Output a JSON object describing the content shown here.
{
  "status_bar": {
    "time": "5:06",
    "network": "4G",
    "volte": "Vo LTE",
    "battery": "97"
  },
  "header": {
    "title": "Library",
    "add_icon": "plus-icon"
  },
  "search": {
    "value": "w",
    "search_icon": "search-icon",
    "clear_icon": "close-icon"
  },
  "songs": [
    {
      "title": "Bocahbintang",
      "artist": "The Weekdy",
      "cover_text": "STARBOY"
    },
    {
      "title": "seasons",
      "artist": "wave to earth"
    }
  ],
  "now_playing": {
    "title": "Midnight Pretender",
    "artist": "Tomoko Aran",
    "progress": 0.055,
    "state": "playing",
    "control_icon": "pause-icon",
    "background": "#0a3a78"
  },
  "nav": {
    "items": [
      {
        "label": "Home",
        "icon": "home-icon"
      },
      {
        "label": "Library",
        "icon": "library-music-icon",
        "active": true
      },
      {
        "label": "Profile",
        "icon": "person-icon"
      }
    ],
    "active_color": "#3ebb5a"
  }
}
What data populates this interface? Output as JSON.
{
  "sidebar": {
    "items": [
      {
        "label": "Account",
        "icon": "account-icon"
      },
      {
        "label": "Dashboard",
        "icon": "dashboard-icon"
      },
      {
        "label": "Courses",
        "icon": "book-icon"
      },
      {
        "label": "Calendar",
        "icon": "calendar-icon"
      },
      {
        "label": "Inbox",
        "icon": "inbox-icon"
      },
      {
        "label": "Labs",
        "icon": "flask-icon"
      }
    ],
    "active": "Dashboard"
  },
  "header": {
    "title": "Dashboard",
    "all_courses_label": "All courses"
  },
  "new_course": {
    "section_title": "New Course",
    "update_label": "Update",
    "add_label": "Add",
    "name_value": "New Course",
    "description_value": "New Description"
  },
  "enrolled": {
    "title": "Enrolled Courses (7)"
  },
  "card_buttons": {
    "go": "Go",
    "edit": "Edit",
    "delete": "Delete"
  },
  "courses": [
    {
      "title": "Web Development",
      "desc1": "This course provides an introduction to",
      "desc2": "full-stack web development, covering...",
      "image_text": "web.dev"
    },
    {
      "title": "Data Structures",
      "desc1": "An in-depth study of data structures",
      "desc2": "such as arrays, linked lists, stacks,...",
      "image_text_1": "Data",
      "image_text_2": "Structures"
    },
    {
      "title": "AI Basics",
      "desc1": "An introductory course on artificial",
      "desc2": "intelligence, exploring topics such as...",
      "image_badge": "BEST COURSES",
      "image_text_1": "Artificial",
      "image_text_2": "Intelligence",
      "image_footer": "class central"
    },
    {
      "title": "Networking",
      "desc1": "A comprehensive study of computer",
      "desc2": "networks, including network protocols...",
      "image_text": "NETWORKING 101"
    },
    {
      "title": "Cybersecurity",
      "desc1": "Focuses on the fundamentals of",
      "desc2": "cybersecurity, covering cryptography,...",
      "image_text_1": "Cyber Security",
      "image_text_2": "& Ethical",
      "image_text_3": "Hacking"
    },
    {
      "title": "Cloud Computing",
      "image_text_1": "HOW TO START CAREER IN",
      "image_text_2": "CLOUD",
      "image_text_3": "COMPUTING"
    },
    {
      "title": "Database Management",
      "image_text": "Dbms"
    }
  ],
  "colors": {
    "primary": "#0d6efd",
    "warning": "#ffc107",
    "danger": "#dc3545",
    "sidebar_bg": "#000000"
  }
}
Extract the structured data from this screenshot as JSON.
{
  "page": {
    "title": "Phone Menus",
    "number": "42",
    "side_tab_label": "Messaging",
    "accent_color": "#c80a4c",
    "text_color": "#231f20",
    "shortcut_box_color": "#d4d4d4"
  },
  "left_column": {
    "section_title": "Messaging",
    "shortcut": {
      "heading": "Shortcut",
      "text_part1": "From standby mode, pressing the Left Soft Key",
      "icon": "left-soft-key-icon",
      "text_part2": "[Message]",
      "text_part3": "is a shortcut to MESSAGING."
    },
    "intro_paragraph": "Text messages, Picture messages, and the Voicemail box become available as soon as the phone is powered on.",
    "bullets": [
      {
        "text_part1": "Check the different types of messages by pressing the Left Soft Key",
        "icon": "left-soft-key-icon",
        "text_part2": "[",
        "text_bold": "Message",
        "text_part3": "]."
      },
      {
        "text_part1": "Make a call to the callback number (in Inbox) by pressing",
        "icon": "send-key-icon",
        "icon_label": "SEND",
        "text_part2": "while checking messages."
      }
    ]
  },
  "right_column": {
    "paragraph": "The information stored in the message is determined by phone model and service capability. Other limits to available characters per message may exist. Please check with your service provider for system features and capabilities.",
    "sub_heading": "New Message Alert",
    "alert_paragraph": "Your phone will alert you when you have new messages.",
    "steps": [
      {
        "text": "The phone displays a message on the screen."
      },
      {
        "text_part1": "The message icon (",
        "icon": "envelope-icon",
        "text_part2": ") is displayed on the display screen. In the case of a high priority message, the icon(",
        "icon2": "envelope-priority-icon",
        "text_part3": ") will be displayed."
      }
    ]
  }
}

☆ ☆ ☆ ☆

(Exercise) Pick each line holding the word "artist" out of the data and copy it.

(Task result)
      "artist": "The Weekdy",
      "artist": "wave to earth"
    "artist": "Tomoko Aran",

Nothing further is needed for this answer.